During the past week I have been focusing on fiction, and promoting Canadian Library month and Drop Everything and Read on National School Library Day, October 28th.
The big question…
I invited the English 8 classes into the Learning Commons and we attempted to answer the question: Does Fiction matter?
We started with a brief discussion on the difference between fiction and non-fiction. Then we reminded them about using descriptive language in their writing, and the 5 “Ws” they should think about when writing a short story (this had been previously discussed in class).
I then held up an example of a story prompt (from a series of wordless photos), and together we brainstormed ideas for good opening sentences.
Their classroom teacher divided the students into groups of three, and we began the Flash Fiction Writing Carousel. I had 9 stations set up that included one colour photo, one numbered station card, one pencil, and a piece of lined paper with 2 paper clips on top.
The first sentence of the story was the hardest, and it took the most thought and group discussion. The students were instructed not to turn the paper down to hide their first sentence, but to wait and hide the top sentence when they finished their 2nd story (so one line is only visible). We also told them to leave a space between every sentence to make the folding of the paper easier. When the groups completed all 9 stations we read some of the stories out loud (some we saved to be read out later in their classroom by their teacher).

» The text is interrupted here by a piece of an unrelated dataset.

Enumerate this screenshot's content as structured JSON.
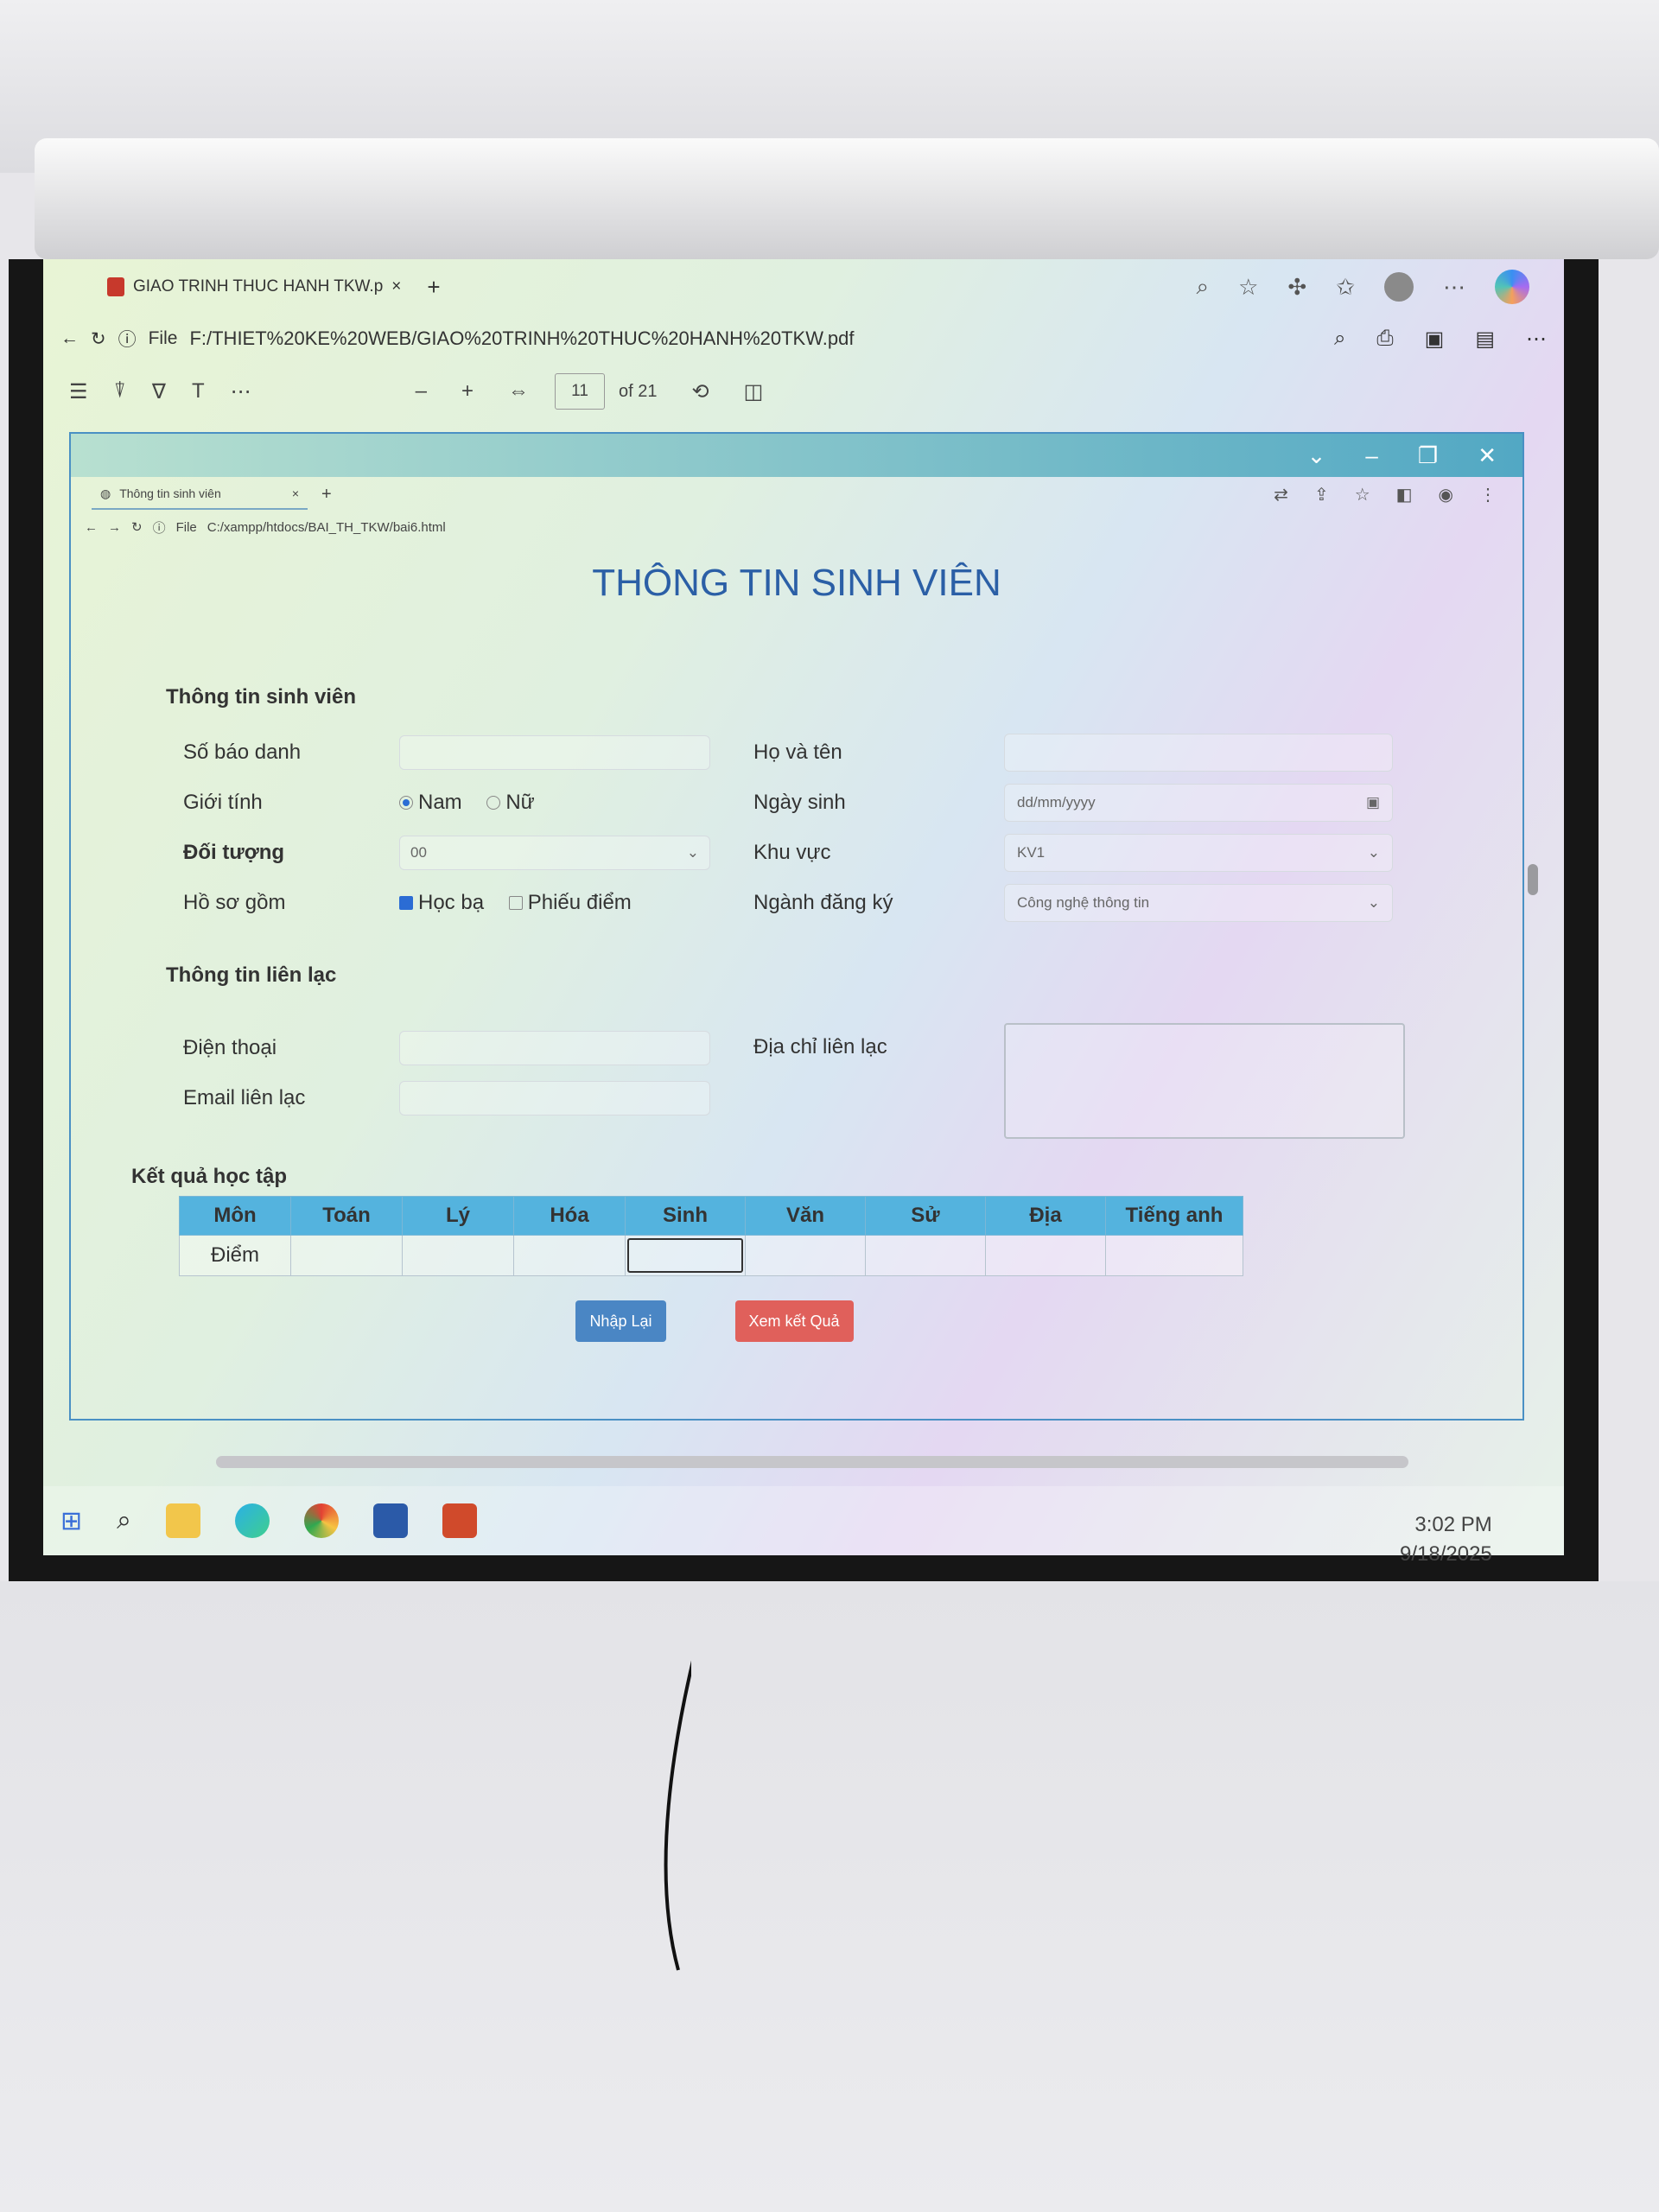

Answering the question
Building the story
Next, the same groups were given a sheet of paper and asked to answer this question: Does Fiction Matter?
It seemed easy for the students to write down one or two ideas, but then they really had to start thinking a little more. After 15 min we shared some of our results, and it was fun to see how passionate some student became about the need for Fiction.
I finished our sessions with a Book Talk on the 8 nominated titles for Surrey Teens Read and other new arrivals in the Learning Commons. The students had a quick book exchange, and they were all very excited to get their hands on some of the books I introduced to them.
So… by the end of the two classes did the students answer the question?
The students said that fiction is interesting because it tells a story and it entertains us. Fiction takes us to places, and it makes us feel something – that could be terror, joy, or sadness, but it transports us into someone else’s world, and they thought that was exciting. They told me reading would be boring without fiction, and they even came up with another question. Without fiction, where would all the great movies come from? Yup, stories are a powerful thing, and who doesn’t love a good story?
“Without a doubt the two best words in the English language are The End” ― Ken Scott